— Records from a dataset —
★ ★ ★ ★
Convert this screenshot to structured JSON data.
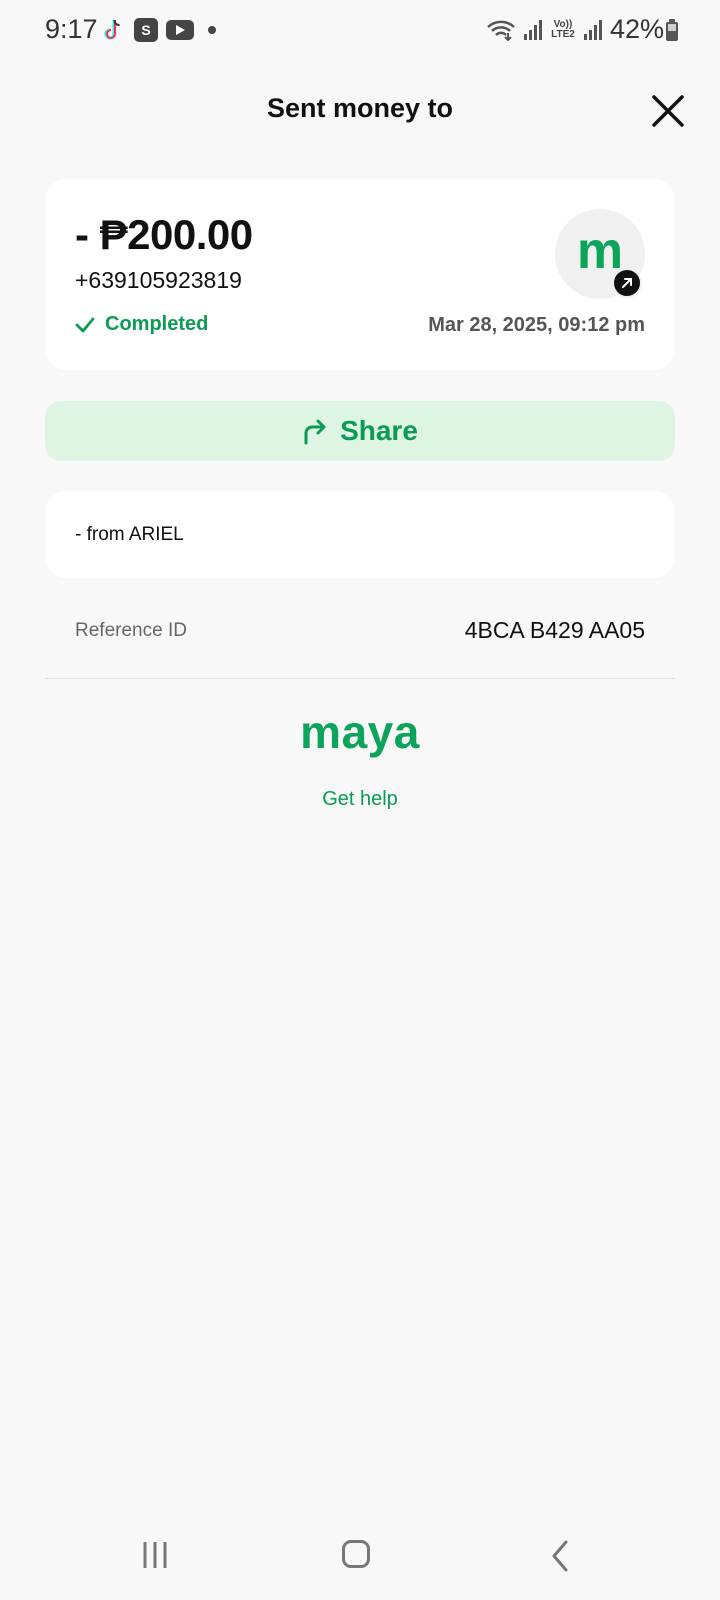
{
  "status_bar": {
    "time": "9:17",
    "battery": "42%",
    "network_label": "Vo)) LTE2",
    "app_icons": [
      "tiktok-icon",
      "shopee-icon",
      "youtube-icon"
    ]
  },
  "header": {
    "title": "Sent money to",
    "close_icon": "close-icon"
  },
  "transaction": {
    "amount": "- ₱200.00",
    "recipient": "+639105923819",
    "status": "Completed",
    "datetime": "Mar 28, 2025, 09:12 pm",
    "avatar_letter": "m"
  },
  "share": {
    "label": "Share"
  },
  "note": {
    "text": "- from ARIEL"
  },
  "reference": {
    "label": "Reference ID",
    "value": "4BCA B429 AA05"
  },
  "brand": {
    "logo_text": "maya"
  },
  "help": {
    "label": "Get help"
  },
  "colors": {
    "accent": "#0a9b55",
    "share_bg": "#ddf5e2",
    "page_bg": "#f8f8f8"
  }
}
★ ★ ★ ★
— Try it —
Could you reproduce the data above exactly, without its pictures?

— Task answer —
Convert this screenshot to structured JSON data.
{
  "status_bar": {
    "time": "9:17",
    "battery": "42%",
    "network_label": "Vo)) LTE2",
    "app_icons": [
      "tiktok-icon",
      "shopee-icon",
      "youtube-icon"
    ]
  },
  "header": {
    "title": "Sent money to",
    "close_icon": "close-icon"
  },
  "transaction": {
    "amount": "- ₱200.00",
    "recipient": "+639105923819",
    "status": "Completed",
    "datetime": "Mar 28, 2025, 09:12 pm",
    "avatar_letter": "m"
  },
  "share": {
    "label": "Share"
  },
  "note": {
    "text": "- from ARIEL"
  },
  "reference": {
    "label": "Reference ID",
    "value": "4BCA B429 AA05"
  },
  "brand": {
    "logo_text": "maya"
  },
  "help": {
    "label": "Get help"
  },
  "colors": {
    "accent": "#0a9b55",
    "share_bg": "#ddf5e2",
    "page_bg": "#f8f8f8"
  }
}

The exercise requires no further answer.